by Guest Contributor Debbie Reese, originally published at American Indians in Children’s Literature
There’s been a lot of buzz amongst friends and colleagues about the film Reel Injun. The title itself says a lot. “Reel” —a reel of film—and “Injun”—a derogatory word for Indian—but the title also points to what is missing from film and from children’s and young adult literature: real Indians.
Saying the phrase, “real Indians”, makes me cringe. First, it is the year 2010, and we—people who are American Indian—encounter people who think we were all wiped out by enemy tribes, disease, or war. Or, people who think that in order to be “real Indians” we have to live our lives the same ways our ancestors did. Course, they don’t expect their own identities and lives to look like those of their own ancestors… In principle, we are a lot like anyone else.
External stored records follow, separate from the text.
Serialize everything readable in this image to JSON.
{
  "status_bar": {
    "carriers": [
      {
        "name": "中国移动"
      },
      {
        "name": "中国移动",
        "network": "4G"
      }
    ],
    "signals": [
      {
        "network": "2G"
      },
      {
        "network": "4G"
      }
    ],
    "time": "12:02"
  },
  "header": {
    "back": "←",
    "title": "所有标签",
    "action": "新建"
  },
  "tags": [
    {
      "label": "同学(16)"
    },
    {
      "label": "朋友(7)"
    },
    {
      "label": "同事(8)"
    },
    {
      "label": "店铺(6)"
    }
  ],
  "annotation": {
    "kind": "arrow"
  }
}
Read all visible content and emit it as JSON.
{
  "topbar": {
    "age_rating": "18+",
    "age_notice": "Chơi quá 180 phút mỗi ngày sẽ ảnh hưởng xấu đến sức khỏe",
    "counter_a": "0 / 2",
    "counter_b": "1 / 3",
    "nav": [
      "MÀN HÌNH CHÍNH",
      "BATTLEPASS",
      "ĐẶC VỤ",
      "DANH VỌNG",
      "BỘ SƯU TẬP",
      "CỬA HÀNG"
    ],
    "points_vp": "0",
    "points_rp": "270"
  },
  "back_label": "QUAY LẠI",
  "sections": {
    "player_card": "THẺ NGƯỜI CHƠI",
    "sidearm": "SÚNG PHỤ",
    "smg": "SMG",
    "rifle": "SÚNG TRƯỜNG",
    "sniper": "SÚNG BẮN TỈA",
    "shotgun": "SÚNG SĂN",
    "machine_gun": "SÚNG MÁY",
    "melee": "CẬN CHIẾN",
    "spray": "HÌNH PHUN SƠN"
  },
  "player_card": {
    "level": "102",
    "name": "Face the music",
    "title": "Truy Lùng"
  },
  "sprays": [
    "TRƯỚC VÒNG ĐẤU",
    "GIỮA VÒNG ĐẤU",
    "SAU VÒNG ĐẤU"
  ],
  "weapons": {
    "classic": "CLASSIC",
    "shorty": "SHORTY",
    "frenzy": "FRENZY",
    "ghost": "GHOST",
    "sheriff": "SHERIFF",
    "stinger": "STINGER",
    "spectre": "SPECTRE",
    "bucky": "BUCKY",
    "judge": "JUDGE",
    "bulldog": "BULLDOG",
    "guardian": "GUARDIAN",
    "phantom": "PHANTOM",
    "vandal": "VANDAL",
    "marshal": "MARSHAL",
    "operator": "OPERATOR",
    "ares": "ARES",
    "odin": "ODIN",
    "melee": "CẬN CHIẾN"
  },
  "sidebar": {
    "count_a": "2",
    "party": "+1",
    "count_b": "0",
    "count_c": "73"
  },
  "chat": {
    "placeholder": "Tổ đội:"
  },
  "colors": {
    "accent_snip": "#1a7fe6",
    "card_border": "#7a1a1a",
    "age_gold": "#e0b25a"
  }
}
We have ways of thinking about the world and ways of being in that world (spiritually and materially) that were–and are—handed down from one generation to the next. Though we wear jeans and athletic shoes (or business suits and dress shoes), we also maintain clothing we sometimes wear for spiritual and religious purposes. Just like any cultural group, anywhere. Continue reading